About this task – Omit the pictures, then reproduce every remaining record exactly.

Recorded information –
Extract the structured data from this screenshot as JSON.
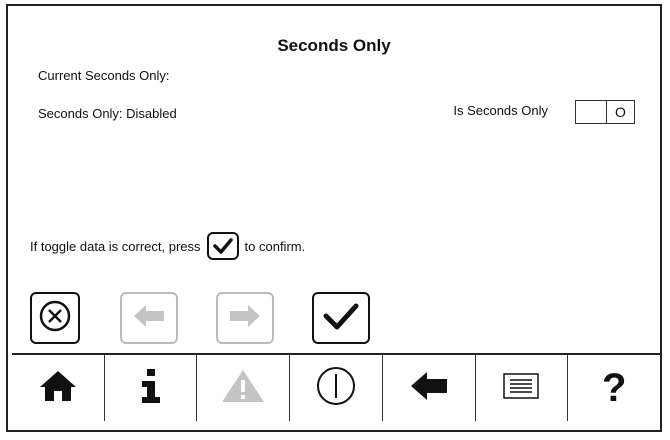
{
  "header": {
    "title": "Seconds Only"
  },
  "status": {
    "current_label": "Current Seconds Only:",
    "state_text": "Seconds Only: Disabled"
  },
  "toggle": {
    "label": "Is Seconds Only",
    "on_symbol": "O"
  },
  "confirm": {
    "before": "If toggle data is correct, press",
    "after": "to confirm."
  },
  "footer": {
    "help_symbol": "?"
  }
}
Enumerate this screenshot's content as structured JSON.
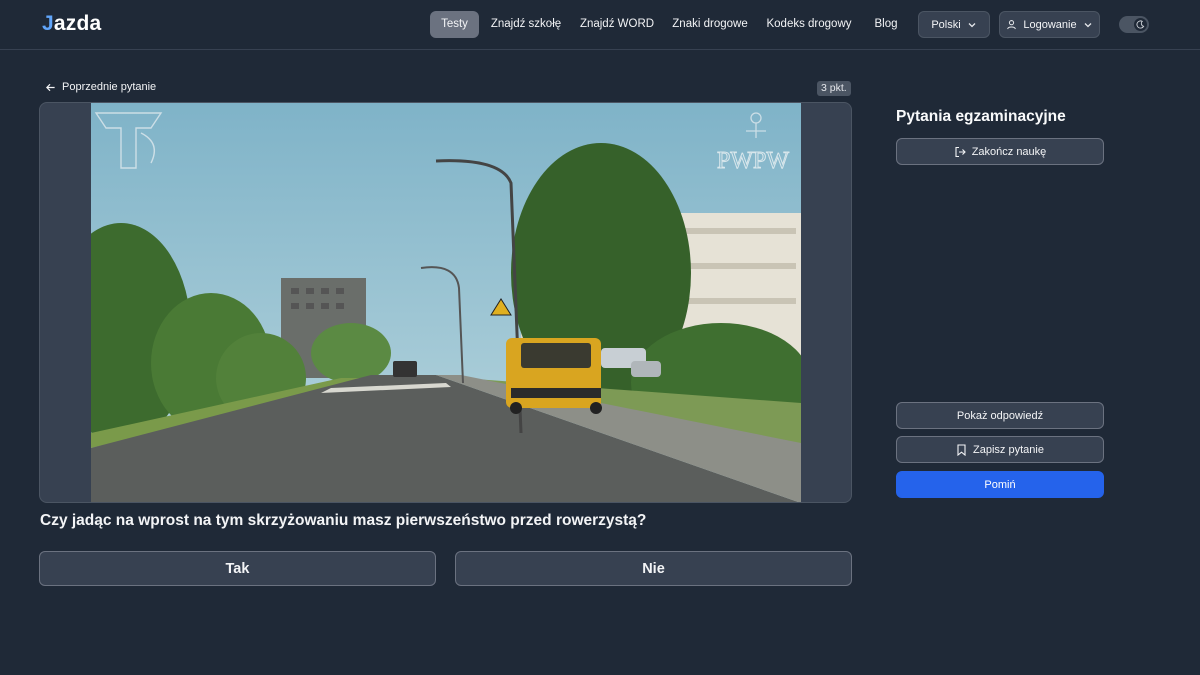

Task solution –
Extract the structured data from this screenshot as JSON.
{
  "header": {
    "title": "Seconds Only"
  },
  "status": {
    "current_label": "Current Seconds Only:",
    "state_text": "Seconds Only: Disabled"
  },
  "toggle": {
    "label": "Is Seconds Only",
    "on_symbol": "O"
  },
  "confirm": {
    "before": "If toggle data is correct, press",
    "after": "to confirm."
  },
  "footer": {
    "help_symbol": "?"
  }
}
Enumerate this screenshot's content as structured JSON.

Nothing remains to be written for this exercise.